Activity:
Line by line, print the records exactly, and keep images out of the copy.

Exercise inputs:
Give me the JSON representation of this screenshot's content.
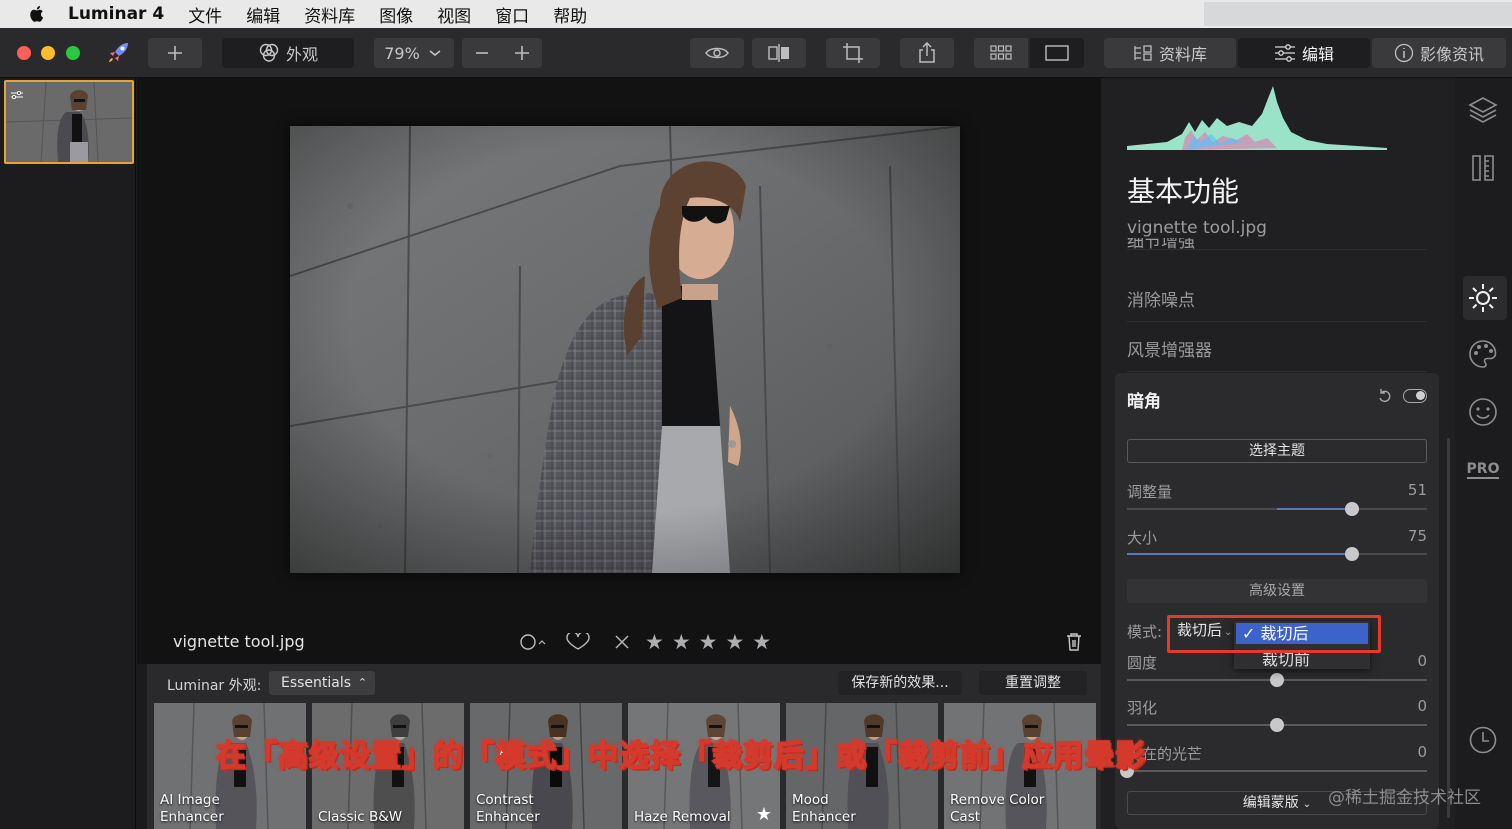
{
  "menubar": {
    "app_name": "Luminar 4",
    "items": [
      "文件",
      "编辑",
      "资料库",
      "图像",
      "视图",
      "窗口",
      "帮助"
    ]
  },
  "toolbar": {
    "looks_label": "外观",
    "zoom": "79%",
    "library_tab": "资料库",
    "edit_tab": "编辑",
    "info_tab": "影像资讯"
  },
  "image": {
    "filename": "vignette tool.jpg",
    "rating_stars": 5
  },
  "presets": {
    "label": "Luminar 外观:",
    "category": "Essentials",
    "save_button": "保存新的效果...",
    "reset_button": "重置调整",
    "tiles": [
      {
        "label": "AI Image\nEnhancer"
      },
      {
        "label": "Classic B&W"
      },
      {
        "label": "Contrast\nEnhancer"
      },
      {
        "label": "Haze Removal",
        "starred": true
      },
      {
        "label": "Mood\nEnhancer"
      },
      {
        "label": "Remove Color\nCast"
      }
    ]
  },
  "panel": {
    "title": "基本功能",
    "filename": "vignette tool.jpg",
    "tools": [
      "细节增强",
      "消除噪点",
      "风景增强器"
    ],
    "vignette": {
      "title": "暗角",
      "select_subject": "选择主题",
      "sliders": [
        {
          "label": "调整量",
          "value": 51,
          "fraction": 0.75
        },
        {
          "label": "大小",
          "value": 75,
          "fraction": 0.75
        }
      ],
      "advanced": "高级设置",
      "mode_label": "模式:",
      "mode_value": "裁切后",
      "mode_options": [
        "裁切后",
        "裁切前"
      ],
      "sliders2": [
        {
          "label": "圆度",
          "value": 0,
          "fraction": 0.5
        },
        {
          "label": "羽化",
          "value": 0,
          "fraction": 0.5
        },
        {
          "label": "内在的光芒",
          "value": 0,
          "fraction": 0.0
        }
      ],
      "edit_mask": "编辑蒙版"
    }
  },
  "caption": "在「高级设置」的「模式」中选择「裁剪后」或「裁剪前」应用晕影",
  "watermark": "@稀土掘金技术社区",
  "rail": {
    "pro_label": "PRO"
  }
}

Response:
Give me the JSON representation of this screenshot's content.
{
  "menubar": {
    "app_name": "Luminar 4",
    "items": [
      "文件",
      "编辑",
      "资料库",
      "图像",
      "视图",
      "窗口",
      "帮助"
    ]
  },
  "toolbar": {
    "looks_label": "外观",
    "zoom": "79%",
    "library_tab": "资料库",
    "edit_tab": "编辑",
    "info_tab": "影像资讯"
  },
  "image": {
    "filename": "vignette tool.jpg",
    "rating_stars": 5
  },
  "presets": {
    "label": "Luminar 外观:",
    "category": "Essentials",
    "save_button": "保存新的效果...",
    "reset_button": "重置调整",
    "tiles": [
      {
        "label": "AI Image\nEnhancer"
      },
      {
        "label": "Classic B&W"
      },
      {
        "label": "Contrast\nEnhancer"
      },
      {
        "label": "Haze Removal",
        "starred": true
      },
      {
        "label": "Mood\nEnhancer"
      },
      {
        "label": "Remove Color\nCast"
      }
    ]
  },
  "panel": {
    "title": "基本功能",
    "filename": "vignette tool.jpg",
    "tools": [
      "细节增强",
      "消除噪点",
      "风景增强器"
    ],
    "vignette": {
      "title": "暗角",
      "select_subject": "选择主题",
      "sliders": [
        {
          "label": "调整量",
          "value": 51,
          "fraction": 0.75
        },
        {
          "label": "大小",
          "value": 75,
          "fraction": 0.75
        }
      ],
      "advanced": "高级设置",
      "mode_label": "模式:",
      "mode_value": "裁切后",
      "mode_options": [
        "裁切后",
        "裁切前"
      ],
      "sliders2": [
        {
          "label": "圆度",
          "value": 0,
          "fraction": 0.5
        },
        {
          "label": "羽化",
          "value": 0,
          "fraction": 0.5
        },
        {
          "label": "内在的光芒",
          "value": 0,
          "fraction": 0.0
        }
      ],
      "edit_mask": "编辑蒙版"
    }
  },
  "caption": "在「高级设置」的「模式」中选择「裁剪后」或「裁剪前」应用晕影",
  "watermark": "@稀土掘金技术社区",
  "rail": {
    "pro_label": "PRO"
  }
}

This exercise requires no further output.